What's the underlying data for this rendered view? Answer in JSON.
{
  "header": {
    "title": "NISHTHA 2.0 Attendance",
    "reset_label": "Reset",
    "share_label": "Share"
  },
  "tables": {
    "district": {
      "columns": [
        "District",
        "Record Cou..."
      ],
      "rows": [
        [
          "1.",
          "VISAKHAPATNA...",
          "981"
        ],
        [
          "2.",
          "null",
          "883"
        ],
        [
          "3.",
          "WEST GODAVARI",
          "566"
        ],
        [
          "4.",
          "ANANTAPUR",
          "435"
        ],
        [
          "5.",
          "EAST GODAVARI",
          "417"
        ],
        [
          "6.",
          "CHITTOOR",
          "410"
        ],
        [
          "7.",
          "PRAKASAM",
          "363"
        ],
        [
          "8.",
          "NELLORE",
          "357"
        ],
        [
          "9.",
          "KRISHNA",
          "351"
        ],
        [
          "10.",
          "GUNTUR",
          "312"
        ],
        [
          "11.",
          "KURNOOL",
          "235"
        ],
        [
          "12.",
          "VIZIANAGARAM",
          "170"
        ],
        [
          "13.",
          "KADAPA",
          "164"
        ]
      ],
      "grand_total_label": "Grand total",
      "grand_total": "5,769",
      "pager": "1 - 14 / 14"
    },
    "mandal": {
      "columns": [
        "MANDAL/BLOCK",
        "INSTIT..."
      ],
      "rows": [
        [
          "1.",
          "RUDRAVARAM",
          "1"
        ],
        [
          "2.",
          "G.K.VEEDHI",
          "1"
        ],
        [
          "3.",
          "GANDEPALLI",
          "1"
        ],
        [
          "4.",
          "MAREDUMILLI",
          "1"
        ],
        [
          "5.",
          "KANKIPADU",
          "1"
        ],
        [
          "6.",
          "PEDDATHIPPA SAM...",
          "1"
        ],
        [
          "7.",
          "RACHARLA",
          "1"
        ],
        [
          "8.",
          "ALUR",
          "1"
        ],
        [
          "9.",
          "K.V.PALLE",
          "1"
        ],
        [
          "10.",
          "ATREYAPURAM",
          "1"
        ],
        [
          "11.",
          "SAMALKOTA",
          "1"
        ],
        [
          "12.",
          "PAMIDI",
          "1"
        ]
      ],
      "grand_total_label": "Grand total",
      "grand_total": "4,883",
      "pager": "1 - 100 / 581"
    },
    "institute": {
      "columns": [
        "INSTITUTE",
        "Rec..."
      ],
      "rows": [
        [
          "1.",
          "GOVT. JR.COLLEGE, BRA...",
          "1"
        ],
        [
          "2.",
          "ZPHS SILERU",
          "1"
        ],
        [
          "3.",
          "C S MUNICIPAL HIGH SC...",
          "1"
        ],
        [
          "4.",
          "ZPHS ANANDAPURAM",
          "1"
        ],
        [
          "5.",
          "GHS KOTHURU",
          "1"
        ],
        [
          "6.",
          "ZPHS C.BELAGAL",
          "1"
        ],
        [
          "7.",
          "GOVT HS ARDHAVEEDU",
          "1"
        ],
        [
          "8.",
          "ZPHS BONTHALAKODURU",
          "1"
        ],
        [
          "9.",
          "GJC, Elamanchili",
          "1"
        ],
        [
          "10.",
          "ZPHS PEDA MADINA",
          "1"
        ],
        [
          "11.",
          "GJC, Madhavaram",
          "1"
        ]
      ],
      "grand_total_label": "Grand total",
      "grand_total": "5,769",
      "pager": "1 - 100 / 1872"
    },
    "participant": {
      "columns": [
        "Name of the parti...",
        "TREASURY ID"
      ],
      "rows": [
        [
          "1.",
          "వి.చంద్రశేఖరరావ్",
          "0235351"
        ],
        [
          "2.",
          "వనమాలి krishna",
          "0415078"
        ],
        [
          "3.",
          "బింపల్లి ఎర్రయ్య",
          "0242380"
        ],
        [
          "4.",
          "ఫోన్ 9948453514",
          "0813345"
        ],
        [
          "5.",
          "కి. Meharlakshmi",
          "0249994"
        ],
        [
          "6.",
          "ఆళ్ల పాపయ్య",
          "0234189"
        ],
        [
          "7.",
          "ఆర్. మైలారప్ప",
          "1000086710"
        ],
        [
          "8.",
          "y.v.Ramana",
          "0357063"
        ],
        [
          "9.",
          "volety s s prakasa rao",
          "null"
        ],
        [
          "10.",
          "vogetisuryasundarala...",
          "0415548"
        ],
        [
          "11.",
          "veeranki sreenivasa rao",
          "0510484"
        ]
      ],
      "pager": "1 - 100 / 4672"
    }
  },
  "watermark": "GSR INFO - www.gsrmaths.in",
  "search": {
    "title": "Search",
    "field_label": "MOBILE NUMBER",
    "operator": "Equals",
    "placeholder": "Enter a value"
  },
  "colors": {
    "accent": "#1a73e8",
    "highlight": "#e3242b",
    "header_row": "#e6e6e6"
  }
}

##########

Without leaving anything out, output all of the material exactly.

YOUR SOLUTION:
What's the underlying data for this rendered view? Answer in JSON.
{
  "header": {
    "title": "NISHTHA 2.0 Attendance",
    "reset_label": "Reset",
    "share_label": "Share"
  },
  "tables": {
    "district": {
      "columns": [
        "District",
        "Record Cou..."
      ],
      "rows": [
        [
          "1.",
          "VISAKHAPATNA...",
          "981"
        ],
        [
          "2.",
          "null",
          "883"
        ],
        [
          "3.",
          "WEST GODAVARI",
          "566"
        ],
        [
          "4.",
          "ANANTAPUR",
          "435"
        ],
        [
          "5.",
          "EAST GODAVARI",
          "417"
        ],
        [
          "6.",
          "CHITTOOR",
          "410"
        ],
        [
          "7.",
          "PRAKASAM",
          "363"
        ],
        [
          "8.",
          "NELLORE",
          "357"
        ],
        [
          "9.",
          "KRISHNA",
          "351"
        ],
        [
          "10.",
          "GUNTUR",
          "312"
        ],
        [
          "11.",
          "KURNOOL",
          "235"
        ],
        [
          "12.",
          "VIZIANAGARAM",
          "170"
        ],
        [
          "13.",
          "KADAPA",
          "164"
        ]
      ],
      "grand_total_label": "Grand total",
      "grand_total": "5,769",
      "pager": "1 - 14 / 14"
    },
    "mandal": {
      "columns": [
        "MANDAL/BLOCK",
        "INSTIT..."
      ],
      "rows": [
        [
          "1.",
          "RUDRAVARAM",
          "1"
        ],
        [
          "2.",
          "G.K.VEEDHI",
          "1"
        ],
        [
          "3.",
          "GANDEPALLI",
          "1"
        ],
        [
          "4.",
          "MAREDUMILLI",
          "1"
        ],
        [
          "5.",
          "KANKIPADU",
          "1"
        ],
        [
          "6.",
          "PEDDATHIPPA SAM...",
          "1"
        ],
        [
          "7.",
          "RACHARLA",
          "1"
        ],
        [
          "8.",
          "ALUR",
          "1"
        ],
        [
          "9.",
          "K.V.PALLE",
          "1"
        ],
        [
          "10.",
          "ATREYAPURAM",
          "1"
        ],
        [
          "11.",
          "SAMALKOTA",
          "1"
        ],
        [
          "12.",
          "PAMIDI",
          "1"
        ]
      ],
      "grand_total_label": "Grand total",
      "grand_total": "4,883",
      "pager": "1 - 100 / 581"
    },
    "institute": {
      "columns": [
        "INSTITUTE",
        "Rec..."
      ],
      "rows": [
        [
          "1.",
          "GOVT. JR.COLLEGE, BRA...",
          "1"
        ],
        [
          "2.",
          "ZPHS SILERU",
          "1"
        ],
        [
          "3.",
          "C S MUNICIPAL HIGH SC...",
          "1"
        ],
        [
          "4.",
          "ZPHS ANANDAPURAM",
          "1"
        ],
        [
          "5.",
          "GHS KOTHURU",
          "1"
        ],
        [
          "6.",
          "ZPHS C.BELAGAL",
          "1"
        ],
        [
          "7.",
          "GOVT HS ARDHAVEEDU",
          "1"
        ],
        [
          "8.",
          "ZPHS BONTHALAKODURU",
          "1"
        ],
        [
          "9.",
          "GJC, Elamanchili",
          "1"
        ],
        [
          "10.",
          "ZPHS PEDA MADINA",
          "1"
        ],
        [
          "11.",
          "GJC, Madhavaram",
          "1"
        ]
      ],
      "grand_total_label": "Grand total",
      "grand_total": "5,769",
      "pager": "1 - 100 / 1872"
    },
    "participant": {
      "columns": [
        "Name of the parti...",
        "TREASURY ID"
      ],
      "rows": [
        [
          "1.",
          "వి.చంద్రశేఖరరావ్",
          "0235351"
        ],
        [
          "2.",
          "వనమాలి krishna",
          "0415078"
        ],
        [
          "3.",
          "బింపల్లి ఎర్రయ్య",
          "0242380"
        ],
        [
          "4.",
          "ఫోన్ 9948453514",
          "0813345"
        ],
        [
          "5.",
          "కి. Meharlakshmi",
          "0249994"
        ],
        [
          "6.",
          "ఆళ్ల పాపయ్య",
          "0234189"
        ],
        [
          "7.",
          "ఆర్. మైలారప్ప",
          "1000086710"
        ],
        [
          "8.",
          "y.v.Ramana",
          "0357063"
        ],
        [
          "9.",
          "volety s s prakasa rao",
          "null"
        ],
        [
          "10.",
          "vogetisuryasundarala...",
          "0415548"
        ],
        [
          "11.",
          "veeranki sreenivasa rao",
          "0510484"
        ]
      ],
      "pager": "1 - 100 / 4672"
    }
  },
  "watermark": "GSR INFO - www.gsrmaths.in",
  "search": {
    "title": "Search",
    "field_label": "MOBILE NUMBER",
    "operator": "Equals",
    "placeholder": "Enter a value"
  },
  "colors": {
    "accent": "#1a73e8",
    "highlight": "#e3242b",
    "header_row": "#e6e6e6"
  }
}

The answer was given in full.